Additional information

Publisher’s note: Springer Nature remains neutral with regard to jurisdictional claims in published maps and institutional affiliations.

Electronic supplementary material

Rights and permissions

Open Access This article is licensed under a Creative Commons Attribution 4.0 International License, which permits use, sharing, adaptation, distribution and reproduction in any medium or format, as long as you give appropriate credit to the original author(s) and the source, provide a link to the Creative Commons license, and indicate if changes were made. The images or other third party material in this article are included in the article’s Creative Commons license, unless indicated otherwise in a credit line to the material. If material is not included in the article’s Creative Commons license and your intended use is not permitted by statutory regulation or exceeds the permitted use, you will need to obtain permission directly from the copyright holder. To view a copy of this license, visit

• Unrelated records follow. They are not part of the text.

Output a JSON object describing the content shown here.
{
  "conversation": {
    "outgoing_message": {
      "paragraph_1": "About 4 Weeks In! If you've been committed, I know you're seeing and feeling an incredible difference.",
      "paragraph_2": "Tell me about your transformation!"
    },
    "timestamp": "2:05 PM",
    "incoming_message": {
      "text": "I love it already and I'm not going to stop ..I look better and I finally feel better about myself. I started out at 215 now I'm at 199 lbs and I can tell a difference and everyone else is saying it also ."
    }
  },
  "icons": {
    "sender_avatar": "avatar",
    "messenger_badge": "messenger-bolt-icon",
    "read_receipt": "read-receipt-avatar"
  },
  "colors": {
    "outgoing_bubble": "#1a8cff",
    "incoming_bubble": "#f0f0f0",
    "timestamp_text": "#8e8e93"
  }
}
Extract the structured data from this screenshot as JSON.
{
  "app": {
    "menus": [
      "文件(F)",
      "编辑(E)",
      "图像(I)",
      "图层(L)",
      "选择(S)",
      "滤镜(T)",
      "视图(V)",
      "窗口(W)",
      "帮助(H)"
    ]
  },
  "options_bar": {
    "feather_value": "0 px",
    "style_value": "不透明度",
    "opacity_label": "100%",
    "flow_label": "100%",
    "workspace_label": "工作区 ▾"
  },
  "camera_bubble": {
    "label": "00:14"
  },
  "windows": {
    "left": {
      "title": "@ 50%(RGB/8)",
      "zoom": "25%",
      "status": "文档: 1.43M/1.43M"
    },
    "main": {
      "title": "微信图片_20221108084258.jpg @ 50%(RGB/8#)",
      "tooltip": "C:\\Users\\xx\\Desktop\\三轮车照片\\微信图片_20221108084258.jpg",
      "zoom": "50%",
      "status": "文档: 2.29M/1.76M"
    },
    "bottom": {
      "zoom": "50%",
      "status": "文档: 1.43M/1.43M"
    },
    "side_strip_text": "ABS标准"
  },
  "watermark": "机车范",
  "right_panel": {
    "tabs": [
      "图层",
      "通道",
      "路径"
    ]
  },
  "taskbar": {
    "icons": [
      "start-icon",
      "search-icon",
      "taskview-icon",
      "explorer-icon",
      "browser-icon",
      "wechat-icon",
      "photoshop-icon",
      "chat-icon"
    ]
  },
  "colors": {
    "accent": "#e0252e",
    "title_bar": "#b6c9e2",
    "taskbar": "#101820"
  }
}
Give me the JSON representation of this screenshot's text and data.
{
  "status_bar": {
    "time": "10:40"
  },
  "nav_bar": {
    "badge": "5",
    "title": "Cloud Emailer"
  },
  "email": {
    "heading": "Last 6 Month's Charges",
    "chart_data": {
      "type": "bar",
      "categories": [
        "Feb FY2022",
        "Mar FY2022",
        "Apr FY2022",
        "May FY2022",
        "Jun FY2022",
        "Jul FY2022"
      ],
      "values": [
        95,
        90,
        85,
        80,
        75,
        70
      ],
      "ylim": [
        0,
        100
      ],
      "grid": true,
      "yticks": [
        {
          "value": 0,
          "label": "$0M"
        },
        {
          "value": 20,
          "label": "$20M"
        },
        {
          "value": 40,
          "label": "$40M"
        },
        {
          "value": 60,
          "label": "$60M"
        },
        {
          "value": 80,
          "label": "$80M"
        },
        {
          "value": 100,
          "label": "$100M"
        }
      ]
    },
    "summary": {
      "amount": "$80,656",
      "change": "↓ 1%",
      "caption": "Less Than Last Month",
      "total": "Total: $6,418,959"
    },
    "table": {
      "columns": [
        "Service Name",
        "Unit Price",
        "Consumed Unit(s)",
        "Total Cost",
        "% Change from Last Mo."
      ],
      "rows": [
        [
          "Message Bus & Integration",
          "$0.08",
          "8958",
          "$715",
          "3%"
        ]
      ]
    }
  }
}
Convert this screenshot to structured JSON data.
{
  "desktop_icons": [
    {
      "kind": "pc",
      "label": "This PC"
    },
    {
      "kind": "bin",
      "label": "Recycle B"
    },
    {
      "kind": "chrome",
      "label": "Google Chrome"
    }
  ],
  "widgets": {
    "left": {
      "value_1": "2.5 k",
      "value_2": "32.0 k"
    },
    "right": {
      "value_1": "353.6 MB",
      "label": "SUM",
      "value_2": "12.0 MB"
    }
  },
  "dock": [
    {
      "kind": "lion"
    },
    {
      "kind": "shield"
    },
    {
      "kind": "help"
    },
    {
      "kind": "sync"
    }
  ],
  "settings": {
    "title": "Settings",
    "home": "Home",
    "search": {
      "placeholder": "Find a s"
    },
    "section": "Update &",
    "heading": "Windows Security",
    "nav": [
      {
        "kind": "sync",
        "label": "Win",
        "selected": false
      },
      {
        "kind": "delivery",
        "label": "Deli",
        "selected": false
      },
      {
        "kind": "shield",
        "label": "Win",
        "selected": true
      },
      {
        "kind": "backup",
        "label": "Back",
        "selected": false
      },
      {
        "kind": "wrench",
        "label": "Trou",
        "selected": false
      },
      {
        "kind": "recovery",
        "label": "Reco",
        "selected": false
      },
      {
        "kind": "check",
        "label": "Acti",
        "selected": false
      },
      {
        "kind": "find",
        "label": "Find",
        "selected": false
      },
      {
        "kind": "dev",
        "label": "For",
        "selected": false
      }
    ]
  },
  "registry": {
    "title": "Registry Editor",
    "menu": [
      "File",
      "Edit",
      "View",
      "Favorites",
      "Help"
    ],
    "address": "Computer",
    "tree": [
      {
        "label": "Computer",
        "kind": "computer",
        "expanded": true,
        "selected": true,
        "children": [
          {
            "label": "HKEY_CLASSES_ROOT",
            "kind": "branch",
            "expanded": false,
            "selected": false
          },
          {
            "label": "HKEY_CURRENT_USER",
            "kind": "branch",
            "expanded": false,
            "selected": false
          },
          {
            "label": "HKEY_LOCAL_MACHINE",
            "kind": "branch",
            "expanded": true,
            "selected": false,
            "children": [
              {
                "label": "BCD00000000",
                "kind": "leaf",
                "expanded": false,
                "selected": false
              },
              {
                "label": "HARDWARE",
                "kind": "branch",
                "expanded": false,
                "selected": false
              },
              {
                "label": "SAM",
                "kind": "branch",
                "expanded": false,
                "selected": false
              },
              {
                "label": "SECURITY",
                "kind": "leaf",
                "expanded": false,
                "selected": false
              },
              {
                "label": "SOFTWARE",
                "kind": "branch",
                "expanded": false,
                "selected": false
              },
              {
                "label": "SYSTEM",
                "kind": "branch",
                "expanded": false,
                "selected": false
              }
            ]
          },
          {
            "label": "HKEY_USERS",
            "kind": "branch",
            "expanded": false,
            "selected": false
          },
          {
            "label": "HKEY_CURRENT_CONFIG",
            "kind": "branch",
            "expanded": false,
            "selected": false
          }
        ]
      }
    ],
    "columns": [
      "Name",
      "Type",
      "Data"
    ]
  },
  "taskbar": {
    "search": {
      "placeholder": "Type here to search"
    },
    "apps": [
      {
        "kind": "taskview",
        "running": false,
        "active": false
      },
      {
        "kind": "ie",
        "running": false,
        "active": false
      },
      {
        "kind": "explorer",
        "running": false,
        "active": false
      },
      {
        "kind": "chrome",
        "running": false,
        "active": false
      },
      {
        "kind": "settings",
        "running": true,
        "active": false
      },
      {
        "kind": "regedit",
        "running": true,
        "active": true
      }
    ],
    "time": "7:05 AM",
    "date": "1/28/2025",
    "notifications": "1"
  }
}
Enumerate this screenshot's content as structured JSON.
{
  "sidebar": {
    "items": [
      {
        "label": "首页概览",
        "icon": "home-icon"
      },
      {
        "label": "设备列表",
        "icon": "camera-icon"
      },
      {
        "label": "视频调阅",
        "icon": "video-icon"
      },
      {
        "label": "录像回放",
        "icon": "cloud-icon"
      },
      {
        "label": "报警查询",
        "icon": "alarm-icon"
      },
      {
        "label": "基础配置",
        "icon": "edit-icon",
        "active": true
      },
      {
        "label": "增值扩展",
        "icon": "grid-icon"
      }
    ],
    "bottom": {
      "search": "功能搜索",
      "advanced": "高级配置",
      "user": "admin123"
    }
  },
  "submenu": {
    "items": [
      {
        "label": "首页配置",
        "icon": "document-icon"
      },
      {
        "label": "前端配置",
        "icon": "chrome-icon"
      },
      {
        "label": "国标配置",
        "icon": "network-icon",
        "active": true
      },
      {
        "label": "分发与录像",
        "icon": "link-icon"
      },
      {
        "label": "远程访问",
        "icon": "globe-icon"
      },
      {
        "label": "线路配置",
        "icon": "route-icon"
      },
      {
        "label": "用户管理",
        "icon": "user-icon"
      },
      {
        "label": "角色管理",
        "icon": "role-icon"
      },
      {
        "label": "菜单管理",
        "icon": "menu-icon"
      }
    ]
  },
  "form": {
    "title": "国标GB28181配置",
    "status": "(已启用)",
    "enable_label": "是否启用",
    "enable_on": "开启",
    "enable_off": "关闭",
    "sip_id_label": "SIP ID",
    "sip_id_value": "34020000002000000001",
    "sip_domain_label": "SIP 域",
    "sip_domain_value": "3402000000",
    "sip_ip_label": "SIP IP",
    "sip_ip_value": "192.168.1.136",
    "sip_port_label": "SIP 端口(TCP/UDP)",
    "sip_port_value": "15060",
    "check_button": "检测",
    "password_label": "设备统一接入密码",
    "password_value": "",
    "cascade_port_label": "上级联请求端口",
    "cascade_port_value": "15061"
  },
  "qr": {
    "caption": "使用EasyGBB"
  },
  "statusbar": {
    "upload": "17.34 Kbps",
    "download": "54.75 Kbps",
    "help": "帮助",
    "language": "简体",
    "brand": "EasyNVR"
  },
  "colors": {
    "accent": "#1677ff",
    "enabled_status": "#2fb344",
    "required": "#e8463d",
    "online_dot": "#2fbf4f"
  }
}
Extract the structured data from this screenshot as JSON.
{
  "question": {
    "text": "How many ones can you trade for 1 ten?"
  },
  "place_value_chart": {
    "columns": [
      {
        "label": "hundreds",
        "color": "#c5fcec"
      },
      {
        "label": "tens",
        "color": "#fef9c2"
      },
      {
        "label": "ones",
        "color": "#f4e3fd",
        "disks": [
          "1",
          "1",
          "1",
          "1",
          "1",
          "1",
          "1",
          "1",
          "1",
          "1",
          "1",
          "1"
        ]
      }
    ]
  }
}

Reprints and Permissions

About this article

Verify currency and authenticity via CrossMark

Cite this article

Guo, W., Machado-Vieira, R., Mathew, S. et al. Exploratory genome-wide association analysis of response to ketamine and a polygenic analysis of response to scopolamine in depression. Transl Psychiatry 8, 280 (2018).

Download citation

Further reading


Quick links